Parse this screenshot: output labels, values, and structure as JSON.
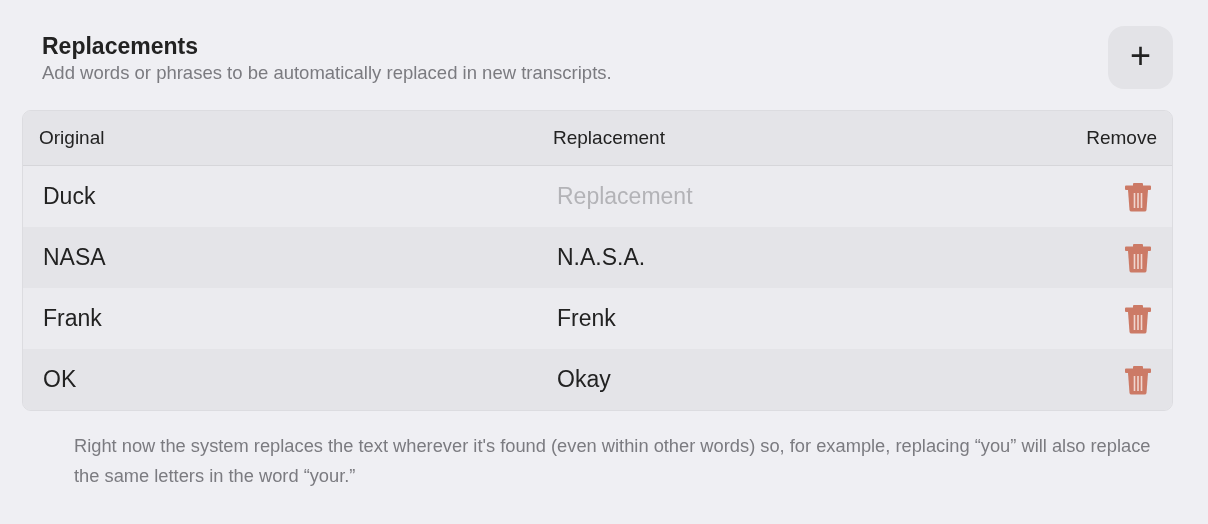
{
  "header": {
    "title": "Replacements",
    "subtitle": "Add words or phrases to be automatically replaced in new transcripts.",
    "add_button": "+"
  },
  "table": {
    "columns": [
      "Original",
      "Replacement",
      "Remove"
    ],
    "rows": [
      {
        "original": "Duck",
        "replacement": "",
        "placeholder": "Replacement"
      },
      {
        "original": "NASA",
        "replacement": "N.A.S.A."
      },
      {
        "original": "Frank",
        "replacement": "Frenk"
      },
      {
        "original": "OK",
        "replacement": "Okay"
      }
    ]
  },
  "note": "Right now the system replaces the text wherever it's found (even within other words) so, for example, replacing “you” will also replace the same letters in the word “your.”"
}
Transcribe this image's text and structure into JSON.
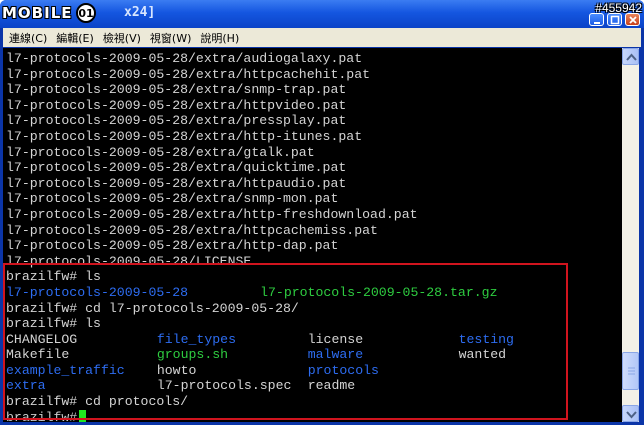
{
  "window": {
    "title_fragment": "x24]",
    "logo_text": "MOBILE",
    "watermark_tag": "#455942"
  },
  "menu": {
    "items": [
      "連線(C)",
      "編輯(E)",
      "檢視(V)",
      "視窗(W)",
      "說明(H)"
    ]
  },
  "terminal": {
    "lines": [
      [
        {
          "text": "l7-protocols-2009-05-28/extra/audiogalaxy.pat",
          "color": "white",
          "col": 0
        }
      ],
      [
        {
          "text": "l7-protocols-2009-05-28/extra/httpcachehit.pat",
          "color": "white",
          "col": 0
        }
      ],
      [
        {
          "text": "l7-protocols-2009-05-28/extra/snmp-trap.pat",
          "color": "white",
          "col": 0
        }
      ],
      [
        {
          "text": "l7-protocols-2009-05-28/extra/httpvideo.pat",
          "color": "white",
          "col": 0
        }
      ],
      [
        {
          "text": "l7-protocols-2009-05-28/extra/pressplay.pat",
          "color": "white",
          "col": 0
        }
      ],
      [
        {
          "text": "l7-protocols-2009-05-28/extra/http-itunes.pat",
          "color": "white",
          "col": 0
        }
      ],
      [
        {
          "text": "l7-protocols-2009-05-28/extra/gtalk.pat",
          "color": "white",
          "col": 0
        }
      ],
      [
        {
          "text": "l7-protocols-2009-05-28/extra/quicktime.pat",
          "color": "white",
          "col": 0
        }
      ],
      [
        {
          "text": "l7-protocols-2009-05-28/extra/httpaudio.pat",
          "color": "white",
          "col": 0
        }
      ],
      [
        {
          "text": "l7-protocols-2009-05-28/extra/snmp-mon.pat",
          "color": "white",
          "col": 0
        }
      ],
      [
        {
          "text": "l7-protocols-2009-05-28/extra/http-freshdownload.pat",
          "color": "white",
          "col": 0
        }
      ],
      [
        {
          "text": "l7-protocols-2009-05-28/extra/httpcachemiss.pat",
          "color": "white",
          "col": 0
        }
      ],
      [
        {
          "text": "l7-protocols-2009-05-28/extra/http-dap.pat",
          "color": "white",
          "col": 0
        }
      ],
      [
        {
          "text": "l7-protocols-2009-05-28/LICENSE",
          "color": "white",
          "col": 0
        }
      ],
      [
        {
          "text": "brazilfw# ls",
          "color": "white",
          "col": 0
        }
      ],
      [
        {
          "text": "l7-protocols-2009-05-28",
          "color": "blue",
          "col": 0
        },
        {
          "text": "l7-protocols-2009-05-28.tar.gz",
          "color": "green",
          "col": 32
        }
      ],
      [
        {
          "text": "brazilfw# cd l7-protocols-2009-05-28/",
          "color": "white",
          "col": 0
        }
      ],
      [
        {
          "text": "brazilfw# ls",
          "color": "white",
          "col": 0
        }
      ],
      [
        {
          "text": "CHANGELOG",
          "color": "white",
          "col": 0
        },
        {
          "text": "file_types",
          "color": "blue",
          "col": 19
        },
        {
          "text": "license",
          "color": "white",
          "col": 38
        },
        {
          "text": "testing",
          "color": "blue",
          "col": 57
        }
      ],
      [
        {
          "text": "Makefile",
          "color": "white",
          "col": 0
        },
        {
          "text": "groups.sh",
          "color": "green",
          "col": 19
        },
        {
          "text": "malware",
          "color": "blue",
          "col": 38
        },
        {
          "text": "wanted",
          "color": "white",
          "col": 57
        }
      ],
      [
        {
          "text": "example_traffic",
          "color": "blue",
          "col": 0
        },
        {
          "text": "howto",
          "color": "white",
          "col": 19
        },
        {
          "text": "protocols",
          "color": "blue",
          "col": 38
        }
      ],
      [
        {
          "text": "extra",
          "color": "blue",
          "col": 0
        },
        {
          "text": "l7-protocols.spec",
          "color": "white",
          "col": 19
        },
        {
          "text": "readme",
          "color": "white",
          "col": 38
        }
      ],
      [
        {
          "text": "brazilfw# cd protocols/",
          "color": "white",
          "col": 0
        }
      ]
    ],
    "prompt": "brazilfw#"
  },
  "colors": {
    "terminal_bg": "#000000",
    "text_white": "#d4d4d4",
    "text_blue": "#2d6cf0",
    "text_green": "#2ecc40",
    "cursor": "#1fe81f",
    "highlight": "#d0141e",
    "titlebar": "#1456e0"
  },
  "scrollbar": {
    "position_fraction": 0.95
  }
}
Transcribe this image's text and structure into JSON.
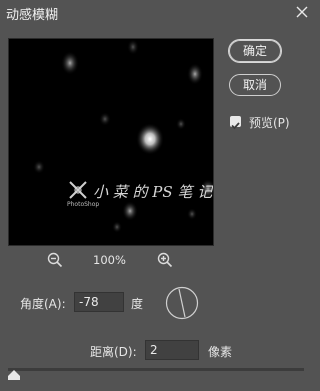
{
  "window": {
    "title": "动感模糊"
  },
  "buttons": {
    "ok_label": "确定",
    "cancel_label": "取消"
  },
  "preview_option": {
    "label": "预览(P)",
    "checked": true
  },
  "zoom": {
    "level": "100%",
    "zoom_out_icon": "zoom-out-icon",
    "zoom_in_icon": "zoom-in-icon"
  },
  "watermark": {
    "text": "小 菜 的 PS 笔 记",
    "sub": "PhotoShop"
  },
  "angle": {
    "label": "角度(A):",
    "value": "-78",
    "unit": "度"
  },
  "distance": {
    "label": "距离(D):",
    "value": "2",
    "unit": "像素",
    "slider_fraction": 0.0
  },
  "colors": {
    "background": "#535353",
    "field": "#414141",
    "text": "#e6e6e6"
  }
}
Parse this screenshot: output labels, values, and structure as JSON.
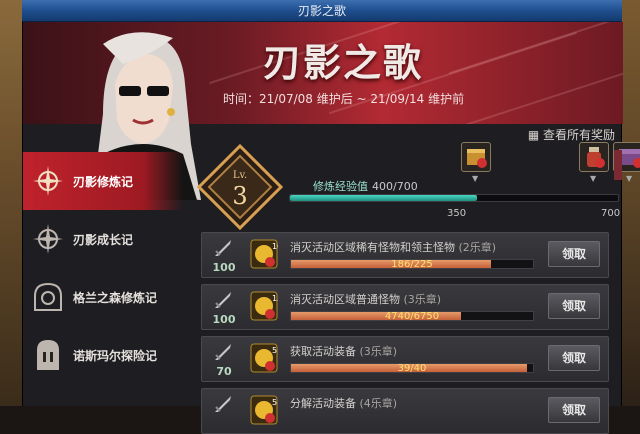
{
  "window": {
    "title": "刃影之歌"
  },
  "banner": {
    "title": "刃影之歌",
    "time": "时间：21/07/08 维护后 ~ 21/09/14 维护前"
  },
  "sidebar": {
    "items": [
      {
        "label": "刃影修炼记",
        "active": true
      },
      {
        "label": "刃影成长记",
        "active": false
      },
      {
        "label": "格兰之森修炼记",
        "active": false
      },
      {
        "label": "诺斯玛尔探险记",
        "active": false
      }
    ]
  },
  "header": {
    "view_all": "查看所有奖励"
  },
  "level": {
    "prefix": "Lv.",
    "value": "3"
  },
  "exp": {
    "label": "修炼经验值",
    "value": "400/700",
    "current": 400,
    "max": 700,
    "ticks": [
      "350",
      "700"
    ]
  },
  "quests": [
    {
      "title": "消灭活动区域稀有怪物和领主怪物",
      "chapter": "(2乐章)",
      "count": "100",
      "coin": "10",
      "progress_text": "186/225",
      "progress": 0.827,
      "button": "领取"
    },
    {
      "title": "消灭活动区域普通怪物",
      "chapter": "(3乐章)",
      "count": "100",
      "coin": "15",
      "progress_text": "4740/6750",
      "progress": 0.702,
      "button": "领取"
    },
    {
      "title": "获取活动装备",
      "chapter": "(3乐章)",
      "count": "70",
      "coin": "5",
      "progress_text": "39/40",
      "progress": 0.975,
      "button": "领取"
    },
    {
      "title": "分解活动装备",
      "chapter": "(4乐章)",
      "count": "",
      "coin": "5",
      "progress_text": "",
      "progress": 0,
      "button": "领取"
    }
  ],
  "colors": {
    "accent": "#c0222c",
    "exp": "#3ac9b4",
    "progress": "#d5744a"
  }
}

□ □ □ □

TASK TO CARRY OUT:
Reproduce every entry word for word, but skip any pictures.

RESPONSE AREA:
Parse this screenshot: output labels, values, and structure as JSON.
{
  "header": {
    "title": "Replacements",
    "subtitle": "Add words or phrases to be automatically replaced in new transcripts.",
    "add_button": "+"
  },
  "table": {
    "columns": [
      "Original",
      "Replacement",
      "Remove"
    ],
    "rows": [
      {
        "original": "Duck",
        "replacement": "",
        "placeholder": "Replacement"
      },
      {
        "original": "NASA",
        "replacement": "N.A.S.A."
      },
      {
        "original": "Frank",
        "replacement": "Frenk"
      },
      {
        "original": "OK",
        "replacement": "Okay"
      }
    ]
  },
  "note": "Right now the system replaces the text wherever it's found (even within other words) so, for example, replacing “you” will also replace the same letters in the word “your.”"
}
Transcribe this image's text and structure into JSON.
{
  "window": {
    "title_fragment": "x24]",
    "logo_text": "MOBILE",
    "watermark_tag": "#455942"
  },
  "menu": {
    "items": [
      "連線(C)",
      "編輯(E)",
      "檢視(V)",
      "視窗(W)",
      "說明(H)"
    ]
  },
  "terminal": {
    "lines": [
      [
        {
          "text": "l7-protocols-2009-05-28/extra/audiogalaxy.pat",
          "color": "white",
          "col": 0
        }
      ],
      [
        {
          "text": "l7-protocols-2009-05-28/extra/httpcachehit.pat",
          "color": "white",
          "col": 0
        }
      ],
      [
        {
          "text": "l7-protocols-2009-05-28/extra/snmp-trap.pat",
          "color": "white",
          "col": 0
        }
      ],
      [
        {
          "text": "l7-protocols-2009-05-28/extra/httpvideo.pat",
          "color": "white",
          "col": 0
        }
      ],
      [
        {
          "text": "l7-protocols-2009-05-28/extra/pressplay.pat",
          "color": "white",
          "col": 0
        }
      ],
      [
        {
          "text": "l7-protocols-2009-05-28/extra/http-itunes.pat",
          "color": "white",
          "col": 0
        }
      ],
      [
        {
          "text": "l7-protocols-2009-05-28/extra/gtalk.pat",
          "color": "white",
          "col": 0
        }
      ],
      [
        {
          "text": "l7-protocols-2009-05-28/extra/quicktime.pat",
          "color": "white",
          "col": 0
        }
      ],
      [
        {
          "text": "l7-protocols-2009-05-28/extra/httpaudio.pat",
          "color": "white",
          "col": 0
        }
      ],
      [
        {
          "text": "l7-protocols-2009-05-28/extra/snmp-mon.pat",
          "color": "white",
          "col": 0
        }
      ],
      [
        {
          "text": "l7-protocols-2009-05-28/extra/http-freshdownload.pat",
          "color": "white",
          "col": 0
        }
      ],
      [
        {
          "text": "l7-protocols-2009-05-28/extra/httpcachemiss.pat",
          "color": "white",
          "col": 0
        }
      ],
      [
        {
          "text": "l7-protocols-2009-05-28/extra/http-dap.pat",
          "color": "white",
          "col": 0
        }
      ],
      [
        {
          "text": "l7-protocols-2009-05-28/LICENSE",
          "color": "white",
          "col": 0
        }
      ],
      [
        {
          "text": "brazilfw# ls",
          "color": "white",
          "col": 0
        }
      ],
      [
        {
          "text": "l7-protocols-2009-05-28",
          "color": "blue",
          "col": 0
        },
        {
          "text": "l7-protocols-2009-05-28.tar.gz",
          "color": "green",
          "col": 32
        }
      ],
      [
        {
          "text": "brazilfw# cd l7-protocols-2009-05-28/",
          "color": "white",
          "col": 0
        }
      ],
      [
        {
          "text": "brazilfw# ls",
          "color": "white",
          "col": 0
        }
      ],
      [
        {
          "text": "CHANGELOG",
          "color": "white",
          "col": 0
        },
        {
          "text": "file_types",
          "color": "blue",
          "col": 19
        },
        {
          "text": "license",
          "color": "white",
          "col": 38
        },
        {
          "text": "testing",
          "color": "blue",
          "col": 57
        }
      ],
      [
        {
          "text": "Makefile",
          "color": "white",
          "col": 0
        },
        {
          "text": "groups.sh",
          "color": "green",
          "col": 19
        },
        {
          "text": "malware",
          "color": "blue",
          "col": 38
        },
        {
          "text": "wanted",
          "color": "white",
          "col": 57
        }
      ],
      [
        {
          "text": "example_traffic",
          "color": "blue",
          "col": 0
        },
        {
          "text": "howto",
          "color": "white",
          "col": 19
        },
        {
          "text": "protocols",
          "color": "blue",
          "col": 38
        }
      ],
      [
        {
          "text": "extra",
          "color": "blue",
          "col": 0
        },
        {
          "text": "l7-protocols.spec",
          "color": "white",
          "col": 19
        },
        {
          "text": "readme",
          "color": "white",
          "col": 38
        }
      ],
      [
        {
          "text": "brazilfw# cd protocols/",
          "color": "white",
          "col": 0
        }
      ]
    ],
    "prompt": "brazilfw#"
  },
  "colors": {
    "terminal_bg": "#000000",
    "text_white": "#d4d4d4",
    "text_blue": "#2d6cf0",
    "text_green": "#2ecc40",
    "cursor": "#1fe81f",
    "highlight": "#d0141e",
    "titlebar": "#1456e0"
  },
  "scrollbar": {
    "position_fraction": 0.95
  }
}
Transcribe this image's text and structure into JSON.
{
  "window": {
    "title": "动感模糊"
  },
  "buttons": {
    "ok_label": "确定",
    "cancel_label": "取消"
  },
  "preview_option": {
    "label": "预览(P)",
    "checked": true
  },
  "zoom": {
    "level": "100%",
    "zoom_out_icon": "zoom-out-icon",
    "zoom_in_icon": "zoom-in-icon"
  },
  "watermark": {
    "text": "小 菜 的 PS 笔 记",
    "sub": "PhotoShop"
  },
  "angle": {
    "label": "角度(A):",
    "value": "-78",
    "unit": "度"
  },
  "distance": {
    "label": "距离(D):",
    "value": "2",
    "unit": "像素",
    "slider_fraction": 0.0
  },
  "colors": {
    "background": "#535353",
    "field": "#414141",
    "text": "#e6e6e6"
  }
}
Parse this screenshot: output labels, values, and structure as JSON.
{
  "window": {
    "title": "刃影之歌"
  },
  "banner": {
    "title": "刃影之歌",
    "time": "时间：21/07/08 维护后 ~ 21/09/14 维护前"
  },
  "sidebar": {
    "items": [
      {
        "label": "刃影修炼记",
        "active": true
      },
      {
        "label": "刃影成长记",
        "active": false
      },
      {
        "label": "格兰之森修炼记",
        "active": false
      },
      {
        "label": "诺斯玛尔探险记",
        "active": false
      }
    ]
  },
  "header": {
    "view_all": "查看所有奖励"
  },
  "level": {
    "prefix": "Lv.",
    "value": "3"
  },
  "exp": {
    "label": "修炼经验值",
    "value": "400/700",
    "current": 400,
    "max": 700,
    "ticks": [
      "350",
      "700"
    ]
  },
  "quests": [
    {
      "title": "消灭活动区域稀有怪物和领主怪物",
      "chapter": "(2乐章)",
      "count": "100",
      "coin": "10",
      "progress_text": "186/225",
      "progress": 0.827,
      "button": "领取"
    },
    {
      "title": "消灭活动区域普通怪物",
      "chapter": "(3乐章)",
      "count": "100",
      "coin": "15",
      "progress_text": "4740/6750",
      "progress": 0.702,
      "button": "领取"
    },
    {
      "title": "获取活动装备",
      "chapter": "(3乐章)",
      "count": "70",
      "coin": "5",
      "progress_text": "39/40",
      "progress": 0.975,
      "button": "领取"
    },
    {
      "title": "分解活动装备",
      "chapter": "(4乐章)",
      "count": "",
      "coin": "5",
      "progress_text": "",
      "progress": 0,
      "button": "领取"
    }
  ],
  "colors": {
    "accent": "#c0222c",
    "exp": "#3ac9b4",
    "progress": "#d5744a"
  }
}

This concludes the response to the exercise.